top of page

Otakus “in this corner of the world”: Manga visibility in India


There was a time when manga fans toiled hard to explain their passion to others. Otakus would sit in front of their desktops and read several scanlated volumes at a stretch. Geeks would storm the houses of cable television service providers, if the channel named ANIMAX was taken off air! Anime has enjoyed more visibility than manga, as not every fan would be an avid reader. They would rather peruse their favorite series via the audio-visual medium. Overall, manga literacy was low as accessibility was a notable issue.


However, it is heartening to see that manga visibility in this corner of the world (Kolkata, metropolitan city located in Eastern India) is on the rise. During winters, the city hosts several bookfairs, big and small. In these seasonal expos of the printed word (2022-2023), I was jubilant to encounter dedicated manga corners in several stalls, set up by reputed publishers. Perhaps, the number of titles found are mostly limited to the mainstream potboilers such as Naruto, Bleach, Death Note and a few more. Yet, It gives otakus hope that manga visuals are slowly becoming popular and gaining acceptance among the general reading populace.
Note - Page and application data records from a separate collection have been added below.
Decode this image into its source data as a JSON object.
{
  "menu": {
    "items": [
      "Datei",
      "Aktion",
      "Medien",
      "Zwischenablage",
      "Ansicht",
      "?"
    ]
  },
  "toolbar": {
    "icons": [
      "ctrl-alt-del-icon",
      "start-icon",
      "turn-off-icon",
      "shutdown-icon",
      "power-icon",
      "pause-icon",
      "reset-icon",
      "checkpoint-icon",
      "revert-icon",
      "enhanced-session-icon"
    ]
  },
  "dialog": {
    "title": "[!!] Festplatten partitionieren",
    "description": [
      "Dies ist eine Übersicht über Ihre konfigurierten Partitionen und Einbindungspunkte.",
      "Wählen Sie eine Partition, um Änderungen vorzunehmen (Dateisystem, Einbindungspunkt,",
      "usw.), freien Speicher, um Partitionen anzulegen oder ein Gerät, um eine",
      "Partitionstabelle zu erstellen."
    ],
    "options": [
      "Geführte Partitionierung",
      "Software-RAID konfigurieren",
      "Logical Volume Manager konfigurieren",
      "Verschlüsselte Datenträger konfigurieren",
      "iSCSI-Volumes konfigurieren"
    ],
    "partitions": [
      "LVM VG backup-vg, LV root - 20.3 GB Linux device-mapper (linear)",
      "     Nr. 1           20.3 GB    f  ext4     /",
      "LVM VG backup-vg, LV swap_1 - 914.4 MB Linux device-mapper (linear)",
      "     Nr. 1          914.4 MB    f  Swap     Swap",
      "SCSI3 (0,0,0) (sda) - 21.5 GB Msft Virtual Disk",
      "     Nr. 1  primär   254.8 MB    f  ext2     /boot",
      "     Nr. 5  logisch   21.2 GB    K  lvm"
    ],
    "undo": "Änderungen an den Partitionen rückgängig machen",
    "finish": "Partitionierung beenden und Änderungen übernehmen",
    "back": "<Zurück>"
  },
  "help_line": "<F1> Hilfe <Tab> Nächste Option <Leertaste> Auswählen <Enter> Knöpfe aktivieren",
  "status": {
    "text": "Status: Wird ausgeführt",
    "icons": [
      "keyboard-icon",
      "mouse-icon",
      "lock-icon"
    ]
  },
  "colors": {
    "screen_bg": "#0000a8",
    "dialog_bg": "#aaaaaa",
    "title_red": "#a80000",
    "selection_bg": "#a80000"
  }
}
Manga is slowly becoming a global form of visual expression, which is not just limited to its Japanese ethnic origin. Creators from different countries and cultures are contributing to 'manga' as a growing mode, bringing in their own signature styles. Discourses (academic and non academic) regarding manga, anime, comic narratives, popular visual culture, graphic aesthetics, fandom are also gaining momentum. University curricula are becoming more accommodating of such experimental courses and papers. As a person in the academic business myself, I receive queries from interested young minds who wish to pursue research in comic/graphic/manga. It makes me nostalgic, reminding me of a time when I was a doe- eyed fresher in the Master's program at Centre for English Studies, Jawaharlal Nehru University, New Delhi, India; requesting her professor if she might be permitted to write a term paper on manga. I thank my lucky stars as the response received was in the affirmative!


Perhaps some day not so distant in the future, book stalls in fairs might feature original manga created by Indian artists. Academic publishers might display their volumes on manga/anime/graphic scholarship, which is otherwise inaccessible to Indian students in hardcopies. Otakus have a long way to go. But, one step at a a time does the job!


Cheers! Stay tuned for more @Dr Otaku.


31 views0 comments

Comments


bottom of page